**Web page and app entries**
++++++

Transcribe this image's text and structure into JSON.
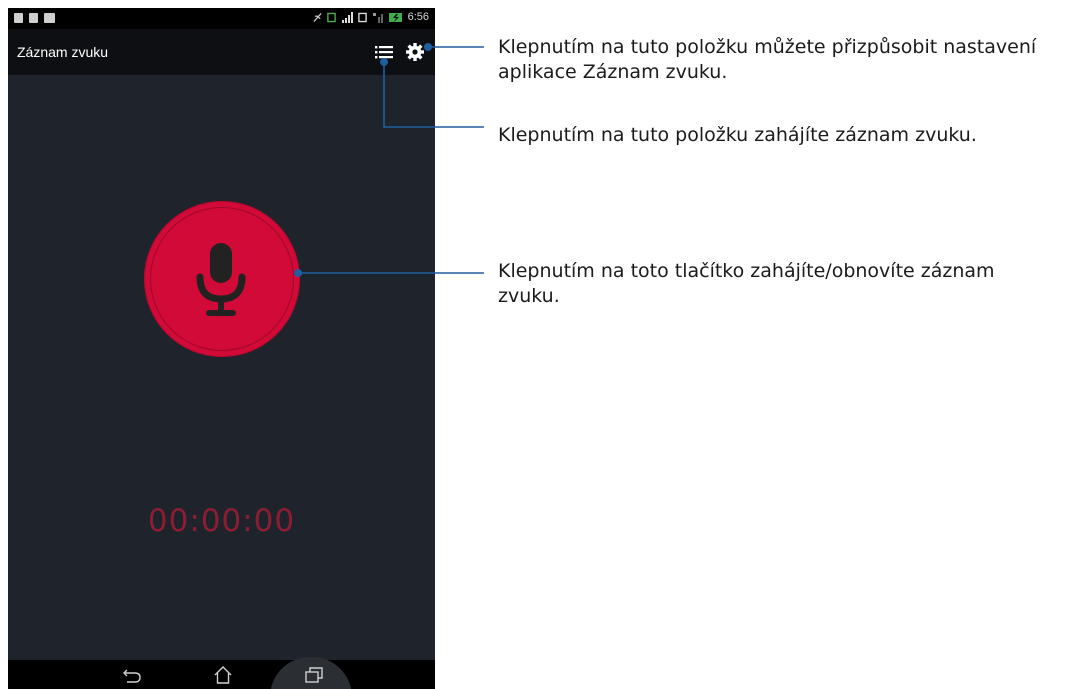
{
  "app": {
    "title": "Záznam zvuku",
    "timer": "00:00:00"
  },
  "status_bar": {
    "time": "6:56"
  },
  "icons": {
    "list": "list-icon",
    "settings": "gear-icon",
    "microphone": "microphone-icon",
    "back": "back-icon",
    "home": "home-icon",
    "recents": "recents-icon"
  },
  "callouts": {
    "settings": "Klepnutím na tuto položku můžete přizpůsobit nastavení aplikace Záznam zvuku.",
    "list": "Klepnutím na tuto položku zahájíte záznam zvuku.",
    "record": "Klepnutím na toto tlačítko zahájíte/obnovíte záznam zvuku."
  },
  "colors": {
    "record_button": "#d10a37",
    "timer": "#8c1e33",
    "callout_line": "#1f5fa0"
  }
}
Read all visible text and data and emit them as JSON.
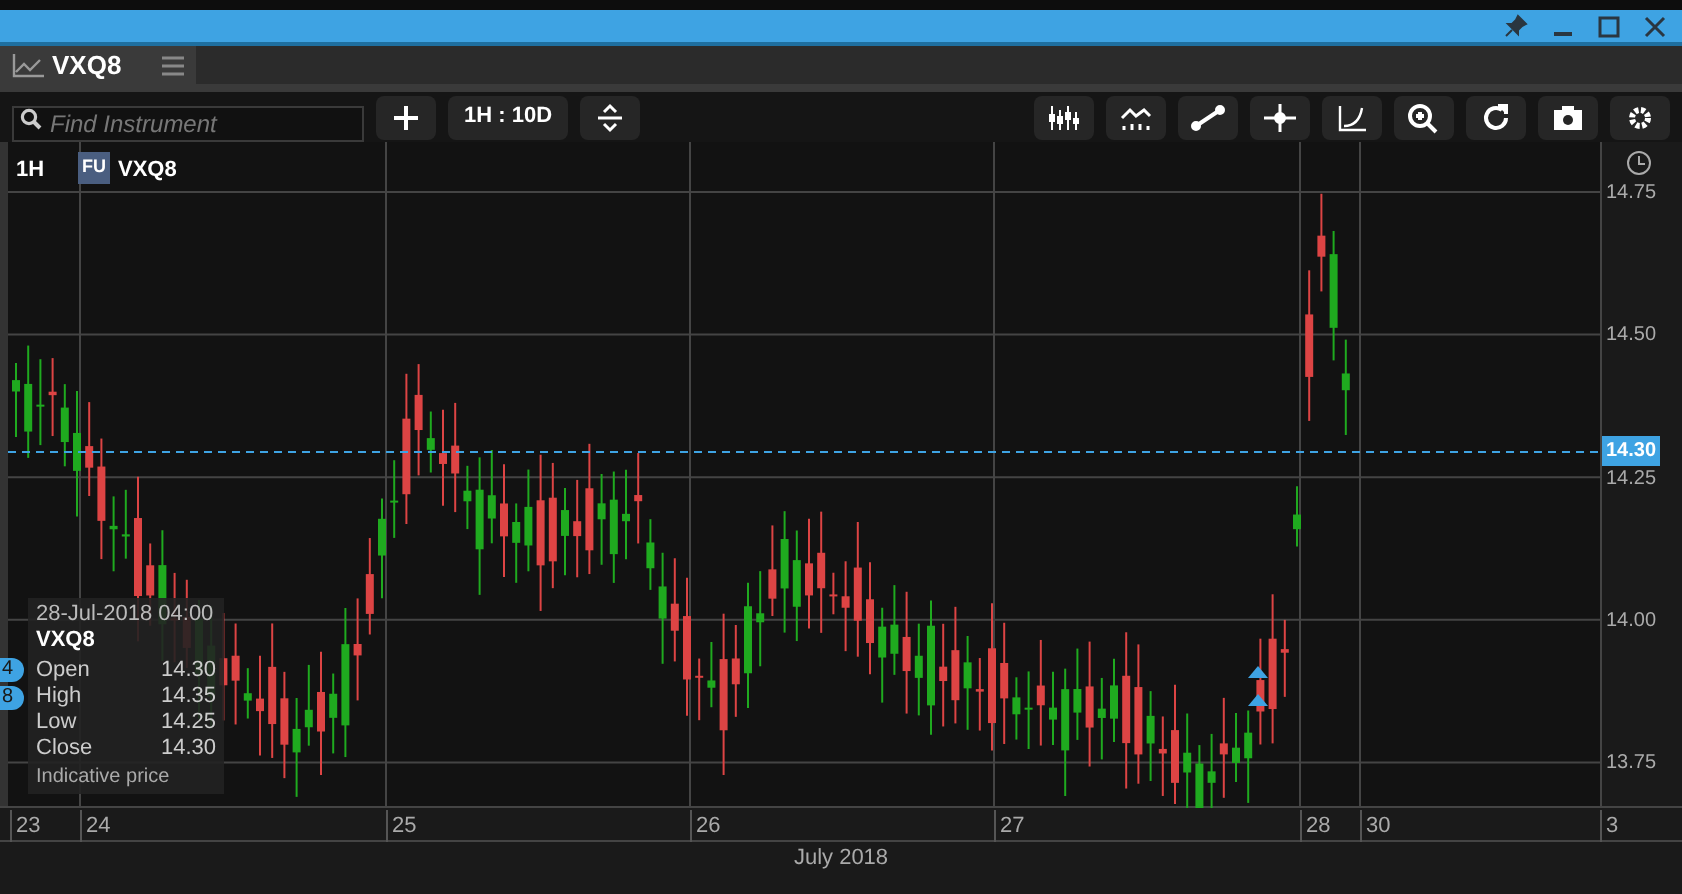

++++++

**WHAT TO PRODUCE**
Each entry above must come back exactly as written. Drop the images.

**COMPLETED EXERCISE**
Transcribe this image's text and structure into JSON.
{
  "app": {
    "title": "Záznam zvuku",
    "timer": "00:00:00"
  },
  "status_bar": {
    "time": "6:56"
  },
  "icons": {
    "list": "list-icon",
    "settings": "gear-icon",
    "microphone": "microphone-icon",
    "back": "back-icon",
    "home": "home-icon",
    "recents": "recents-icon"
  },
  "callouts": {
    "settings": "Klepnutím na tuto položku můžete přizpůsobit nastavení aplikace Záznam zvuku.",
    "list": "Klepnutím na tuto položku zahájíte záznam zvuku.",
    "record": "Klepnutím na toto tlačítko zahájíte/obnovíte záznam zvuku."
  },
  "colors": {
    "record_button": "#d10a37",
    "timer": "#8c1e33",
    "callout_line": "#1f5fa0"
  }
}
Read all visible text and data and emit them as JSON.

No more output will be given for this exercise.